| What is needed |
Give the records back exactly as written, but without the images.

---------- Material for this task ----------

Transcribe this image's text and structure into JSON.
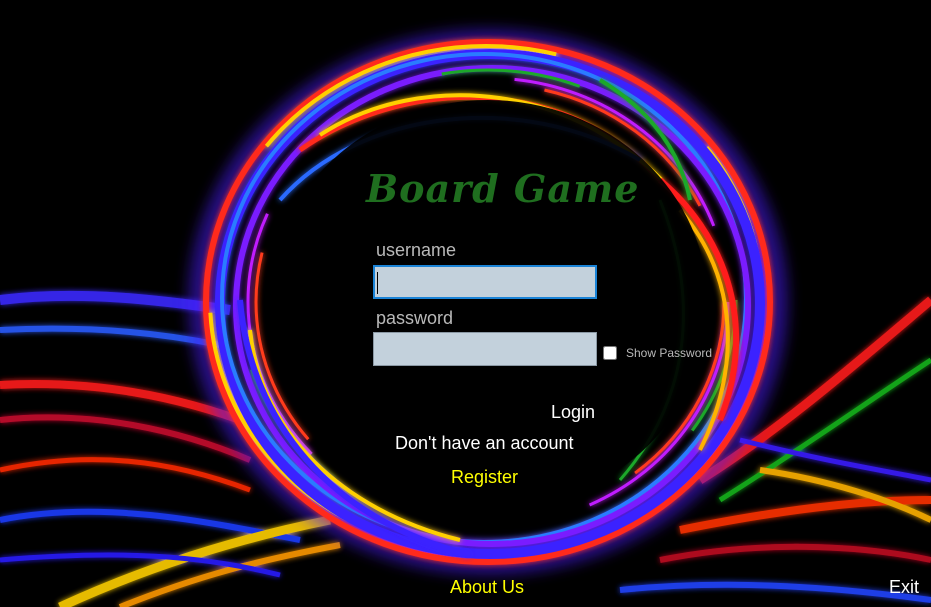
{
  "app": {
    "title": "Board Game"
  },
  "login_form": {
    "username_label": "username",
    "username_value": "",
    "password_label": "password",
    "password_value": "",
    "show_password_label": "Show Password",
    "show_password_checked": false,
    "login_label": "Login",
    "no_account_text": "Don't have an account",
    "register_label": "Register"
  },
  "footer": {
    "about_label": "About Us",
    "exit_label": "Exit"
  },
  "colors": {
    "background": "#000000",
    "title_green": "#1f6e1f",
    "input_fill": "#c3d1dc",
    "focus_border": "#1a83d6",
    "link_yellow": "#ffff00",
    "label_gray": "#b9b9b9"
  }
}
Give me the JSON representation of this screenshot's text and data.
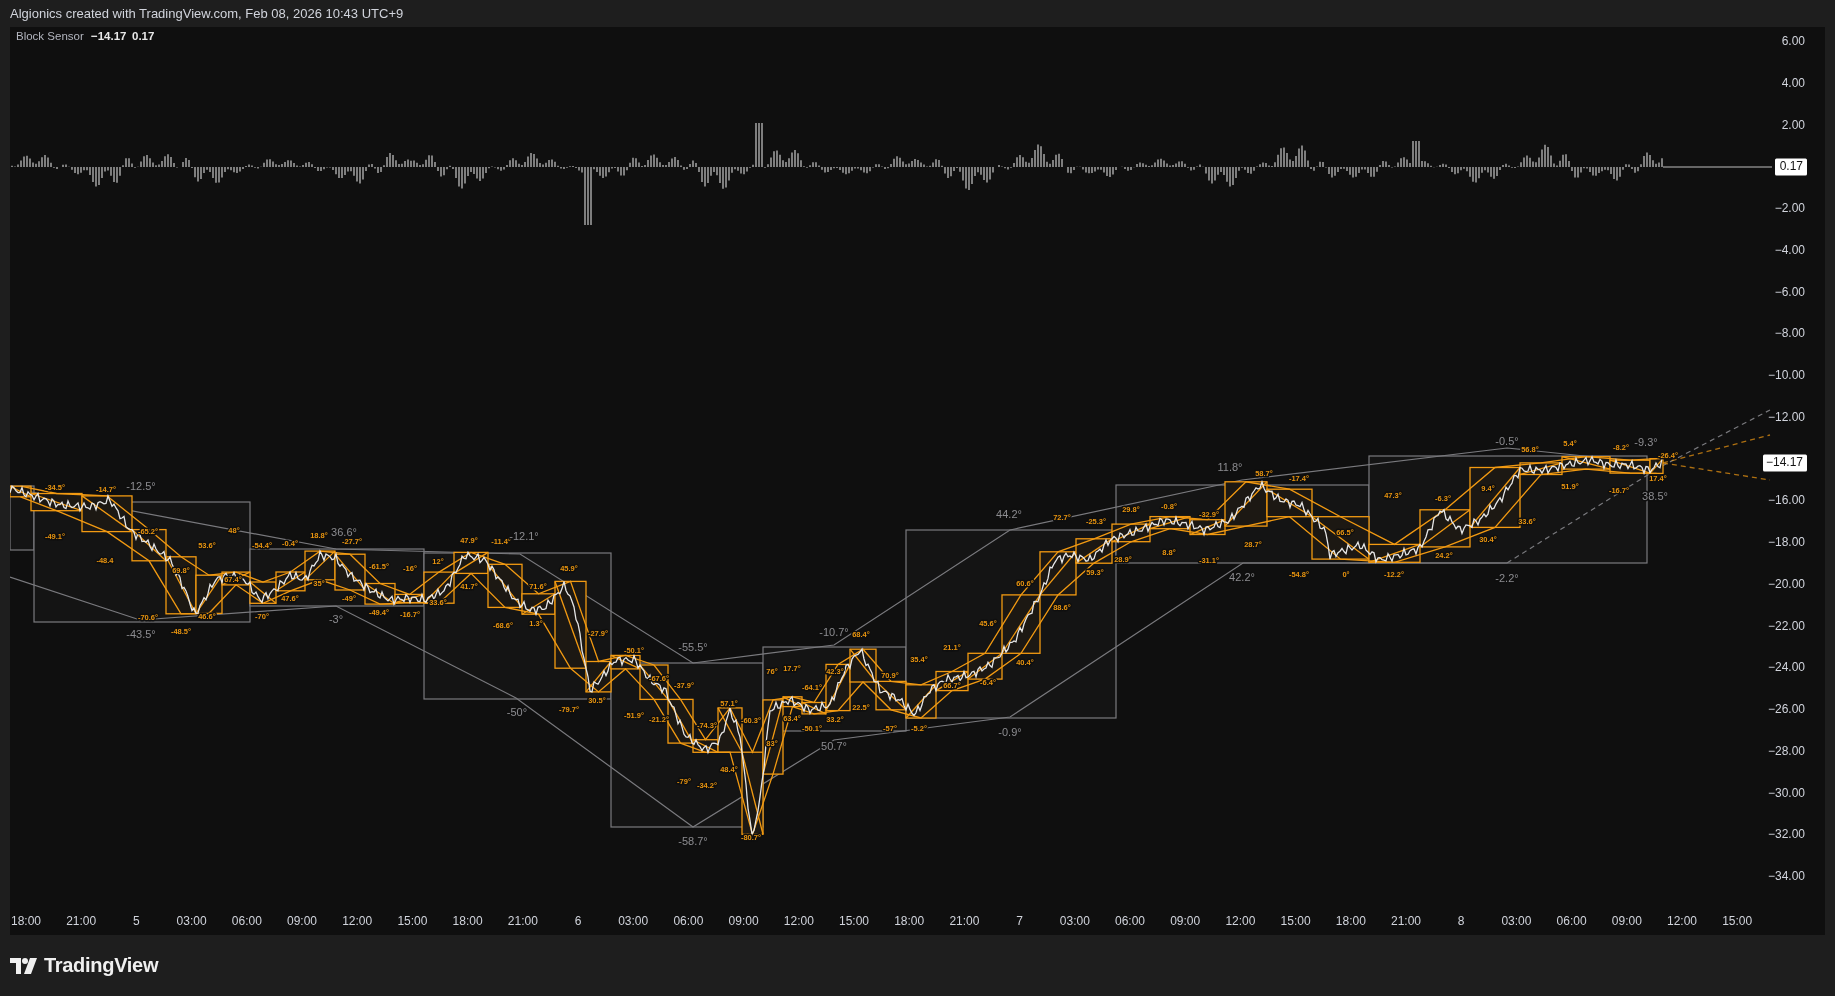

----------

| Solution to this task |
Transcribe this image's text and structure into JSON.
{
  "app": {
    "title": "Board Game"
  },
  "login_form": {
    "username_label": "username",
    "username_value": "",
    "password_label": "password",
    "password_value": "",
    "show_password_label": "Show Password",
    "show_password_checked": false,
    "login_label": "Login",
    "no_account_text": "Don't have an account",
    "register_label": "Register"
  },
  "footer": {
    "about_label": "About Us",
    "exit_label": "Exit"
  },
  "colors": {
    "background": "#000000",
    "title_green": "#1f6e1f",
    "input_fill": "#c3d1dc",
    "focus_border": "#1a83d6",
    "link_yellow": "#ffff00",
    "label_gray": "#b9b9b9"
  }
}
Give me the JSON representation of this screenshot's text and data.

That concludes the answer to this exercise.